We are already starting to see such convergence in online media and marketing with Search at its center. Companies that were once pure-play search engines are now becoming portals and offering portal-like marketing opportunities. Witness Google’s expansion into e-mail and display advertising.
Meanwhile, the top portals have made significant investments in search; i.e. MSN, which recently built its own search algorithm and announced the pending launch of adCenter, which will combine keyword data with registration information. And Yahoo, which has fully integrated Overture into its business with plans to layer past Web surfing activity on top of keyword data.
The implications of this for marketers are incredible. Ten years ago, if you wanted to reach a defined audience with a specific message you had to rely on the content that the consumers were consuming as an indicator of their interests, demographic/psychographic traits, etc. Now you can rely directly on consumer behavior as an accurate reflection of not just who the consumer is but what he/she is looking for at that very moment.
This helps explain why search engine marketing represents 40 percent of online ad spending (per PWC/IAB). And, as we move away from search engine marketing to what I’m calling search marketing, I believe we’ll see this number continue to grow. In fact, per my definition, search marketing shouldn’t even have its own piece of the pie. Rather, it should be the strategy by which online marketers plan and execute the various placements that make up that pie (e-mail, display, keyword text, sponsorships, etc.).
And that’s just the Internet world. Eventually all media and marketing (on and offline) will be tied to search. Why? Because search is consumer behavior.
On the media side, in order to compete for share of mind and time in this short-attention-span, immediate-gratification-seeking world, content providers will need dynamic indexing (what some call “search”) functionality. Whether it’s TV, print, radio or the Internet, if a publisher or network wants to keep and/or attract an audience it will have to provide content on demand (and relatively quickly). And that’s at a bare minimum.
Content providers will differentiate themselves by offering personalization features such as content based on previously indicated interests and activity. On the Internet, features like these are now commonplace (i.e. MyYahoo, MyJeeves, MyESPN, etc.). In the offline world, we are just starting to see the penetration of Search. Tivo is a great example. It allows you to watch what you want, when you want it (not to mention suggestions for other programming you might like based on your prior selections). Thus, it should come as no surprise that rumors have Google and Yahoo looking to acquire it.
On the marketing side, the old days of identifying a target audience, customizing a message to those folks and finding ad space or delivery methods that are most likely to reach them are over. Search takes the guesswork out of the equation. It allows you to target folks based on their interests at a particular time, customize a message based on what they’ve indicated they are looking for and take them to a destination that will allow them to fulfill their need immediately.

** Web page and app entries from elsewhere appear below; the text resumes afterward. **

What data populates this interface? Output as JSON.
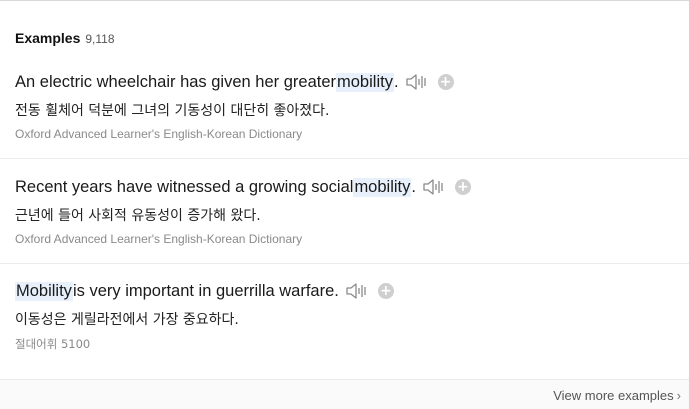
{
  "header": {
    "title": "Examples",
    "count": "9,118"
  },
  "examples": [
    {
      "en_before": "An electric wheelchair has given her greater ",
      "en_highlight": "mobility",
      "en_after": ".",
      "ko": "전동 휠체어 덕분에 그녀의 기동성이 대단히 좋아졌다.",
      "source": "Oxford Advanced Learner's English-Korean Dictionary"
    },
    {
      "en_before": "Recent years have witnessed a growing social ",
      "en_highlight": "mobility",
      "en_after": ".",
      "ko": "근년에 들어 사회적 유동성이 증가해 왔다.",
      "source": "Oxford Advanced Learner's English-Korean Dictionary"
    },
    {
      "en_before": "",
      "en_highlight": "Mobility",
      "en_after": " is very important in guerrilla warfare.",
      "ko": "이동성은 게릴라전에서 가장 중요하다.",
      "source": "절대어휘 5100"
    }
  ],
  "icons": {
    "speaker": "speaker-icon",
    "add": "add-circle-icon",
    "chevron": "chevron-right-icon"
  },
  "plus_glyph": "+",
  "footer": {
    "more_label": "View more examples",
    "chevron": "›"
  },
  "colors": {
    "highlight": "#e7f0fb",
    "source_text": "#8a8a8a",
    "add_button": "#cfcfcf"
  }
}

The emergence and convergence of search are still in their nascent phases. If my definitions and extrapolations hold true, the marketing world in 10 years will more closely resemble the scene in “Minority Report” where Tom Cruise is walking through the mall than anything we have today. Let’s just hope it’s less intrusive.

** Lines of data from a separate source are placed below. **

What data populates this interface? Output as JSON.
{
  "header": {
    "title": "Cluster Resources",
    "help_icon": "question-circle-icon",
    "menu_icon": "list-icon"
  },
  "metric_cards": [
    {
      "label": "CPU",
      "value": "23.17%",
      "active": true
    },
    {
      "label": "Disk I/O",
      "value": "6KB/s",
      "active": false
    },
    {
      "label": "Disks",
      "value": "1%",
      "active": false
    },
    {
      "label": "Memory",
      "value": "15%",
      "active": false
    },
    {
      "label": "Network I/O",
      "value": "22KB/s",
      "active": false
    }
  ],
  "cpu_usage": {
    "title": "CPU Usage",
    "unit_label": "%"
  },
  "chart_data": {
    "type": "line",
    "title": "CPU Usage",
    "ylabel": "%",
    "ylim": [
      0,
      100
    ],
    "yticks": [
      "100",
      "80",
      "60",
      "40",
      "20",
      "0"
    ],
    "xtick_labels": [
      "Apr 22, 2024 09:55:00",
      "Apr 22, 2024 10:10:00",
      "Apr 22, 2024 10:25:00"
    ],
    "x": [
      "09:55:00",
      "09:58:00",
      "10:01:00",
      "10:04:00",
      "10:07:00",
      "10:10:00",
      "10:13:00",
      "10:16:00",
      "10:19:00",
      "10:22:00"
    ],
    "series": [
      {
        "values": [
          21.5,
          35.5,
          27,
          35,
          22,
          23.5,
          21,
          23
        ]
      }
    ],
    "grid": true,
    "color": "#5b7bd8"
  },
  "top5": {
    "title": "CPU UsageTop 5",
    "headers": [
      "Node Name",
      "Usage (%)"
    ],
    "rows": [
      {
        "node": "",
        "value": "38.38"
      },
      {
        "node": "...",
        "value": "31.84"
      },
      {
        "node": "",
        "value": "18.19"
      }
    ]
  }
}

And, for what it’s worth, I think it will be. For all the money they’ve made and ground they’ve broken, today’s search superpowers (Google, MSN and Yahoo) have always demonstrated a commitment to one thing above all else – user experience. Why? Because search is consumer behavior. And as long as that is at the forefront, there will be value for consumers and marketers alike.
Aaron Goldman, Director, Strategic Partnerships, Resolution Media,